The current mansion tax was put in place in 1989. At that point the parameters for the mansion tax more closely tied to one’s definition of a mansion. In 1989, any home sold for greater than $1 million the buyer was charged 1% of the sale price.
For example: If the apartment’s selling price was $1.25 million, the tax would be $12,500. At the time the law was put in place, $1 million was a pretty good inflection point for mansion consideration.
Mayor DeBlasio wanted to revise the mansion tax in 2015. His proposal, at that time, was a bump in the threshold from $1 million to $1.75 million. In conjunction with the threshold change, he also proposed moving the tax rate from 1% to 1.5% on real estate sales over $5 million. This was a net tax winner resulting in a $200 to $300 million windfall to the City and also an opportunity for him to win votes with his constituency. Unfortunately, for Mayor DeBlasio, this proposal failed.
In 2017, Mayor DeBlasio is running a similar mansion tax proposal up the Albany flagpole. He has revised his plan. Property sold over $1 million would continue to be charged a tax of 1% while 2.5% would be charged on the margin for property over $2 million.

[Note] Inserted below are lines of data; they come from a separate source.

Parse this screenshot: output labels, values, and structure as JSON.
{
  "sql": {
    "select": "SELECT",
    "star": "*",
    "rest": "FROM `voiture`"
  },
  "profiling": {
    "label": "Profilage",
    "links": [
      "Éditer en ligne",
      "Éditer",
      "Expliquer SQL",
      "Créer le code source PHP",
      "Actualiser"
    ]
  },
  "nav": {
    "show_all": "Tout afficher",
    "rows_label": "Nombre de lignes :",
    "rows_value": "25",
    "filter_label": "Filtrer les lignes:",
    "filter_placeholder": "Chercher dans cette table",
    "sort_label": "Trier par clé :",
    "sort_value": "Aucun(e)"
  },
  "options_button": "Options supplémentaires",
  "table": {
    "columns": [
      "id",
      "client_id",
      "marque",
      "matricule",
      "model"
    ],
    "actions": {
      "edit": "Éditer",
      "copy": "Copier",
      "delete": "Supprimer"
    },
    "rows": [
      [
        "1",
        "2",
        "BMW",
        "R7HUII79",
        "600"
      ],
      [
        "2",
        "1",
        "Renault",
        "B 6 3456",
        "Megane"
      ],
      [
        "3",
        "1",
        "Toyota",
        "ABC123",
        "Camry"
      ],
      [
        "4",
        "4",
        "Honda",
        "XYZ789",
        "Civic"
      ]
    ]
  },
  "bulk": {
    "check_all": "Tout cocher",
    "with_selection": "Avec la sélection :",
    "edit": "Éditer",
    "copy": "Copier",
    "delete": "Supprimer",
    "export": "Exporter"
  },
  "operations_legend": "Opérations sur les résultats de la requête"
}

For example: If the apartment’s selling price was $3 million, the original tax would be $30,000. The proposed tax would be an additional $25,000 ($3 million – $2 million = $1 million times 2.5%) or a total of $55,000.
Mayor DeBlasio’s new mansion tax proposal would need approval from the state senate, assembly and governor’s office. With the current makeup of the senate this proposal will probably never see the light of day.
Although there are many social inequalities that need to be addressed in the City, placing significant tax burdens on one of the main financial drivers for the City should be debated and reasoned with plenty of collective thought. The law of unintended consequences always looms large in a City like New York and significant decisions around economic drivers should be properly vetted with the experts.